A 74-year-old Melbourne woman has been left traumatised after losing $46,000 to an overseas scamming network.
Claiming to work for a major Indian telecommunications company, the offenders manipulated the Hawthorn local to purchase 330 iTunes vouchers and send the codes over the phone, as well as sending cash via MoneyGram – a major international transfer company – to various Indian bank accounts.
The scammers remained in contact with the victim for one week, letting her believe she was already the victim of a scam.
The criminal told the woman he was depositing money into her account in order to solve her security problem, but instead gained access to her online banking details.
Yarra Crime Investigation Unit Senior Constable Cameron Mitchell said while the woman was vulnerable, it was a harsh act.
“The offenders made transfers of cash between the victim’s three bank accounts in order to confuse her and make it look like the balance of her account was increasing,” he said in a Victoria Police statement.
“It has been a traumatic experience for the victim and there is a message everyone can take from this.”
Detective Senior Constable Cameron also noted that a retail worker’s phone call to police – who noticed the mysterious amount of iTunes cards the victim was purchasing – stopped the victim from losing a lot more money.
“We are trying to get the message out to potential victims but also to retailers. If it wasn’t for that store intervening, this could have been much worse,” he told The Age.
There are also concerns that this type of scam could become an ongoing crime as this is not the first reported case of iTunes gift card scams this month.
On 22 July, 2017, two elderly men from Moama lost almost $30,000 to a man who claimed to be a Telstra worker, while just two days earlier, Washington County sheriff’s office had received several phone calls about potential scams.
There have been numerous cases overseas, including Canada.
— Canadian Fraud News (@CanadaFraudNews) August 18, 2016
Apple’s website has also warned consumers about avoiding future iTunes scams.
“If you’re approached to use the cards for payment outside of the iTunes Store, App Store, iBooks Store, or Apple Music, you could very likely be the target of a scam and should immediately report it to your local police department,” the warning reads.
“Please do not ever provide the numbers on the back of the card to someone you do not know.

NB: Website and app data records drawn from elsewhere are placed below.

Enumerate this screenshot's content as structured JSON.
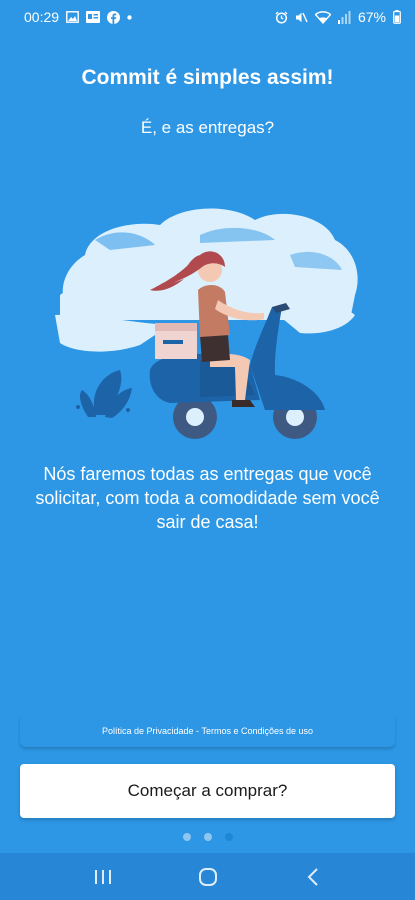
{
  "status_bar": {
    "time": "00:29",
    "battery": "67%",
    "left_icons": [
      "gallery-icon",
      "news-icon",
      "facebook-icon",
      "dot-icon"
    ],
    "right_icons": [
      "alarm-icon",
      "mute-icon",
      "wifi-icon",
      "signal-icon",
      "battery-icon"
    ]
  },
  "onboarding": {
    "title": "Commit é simples assim!",
    "subtitle": "É, e as entregas?",
    "illustration": "woman-riding-scooter-delivery",
    "description": "Nós faremos todas as entregas que você solicitar, com toda a comodidade sem você sair de casa!",
    "page_index": 3,
    "page_count": 3
  },
  "footer": {
    "privacy_link": "Política de Privacidade",
    "separator": " - ",
    "terms_link": "Termos e Condições de uso",
    "start_button": "Começar a comprar?"
  },
  "colors": {
    "background": "#2d97e6",
    "nav_bar": "#2787d6",
    "button_background": "#ffffff",
    "dot_active": "#1f86d6",
    "dot_inactive": "#8fc6ef"
  }
}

Once those numbers are provided to the scammers, the funds on the card will likely be spent before you are able to contact Apple or law enforcement.”
Members of the public are urged to contact The Australian Cybercrime Online Reporting Network (ACORN) at www.acorn.gov.au if they sense suspicious phone calls or potential scams, to ensure they avoid a cybercrime.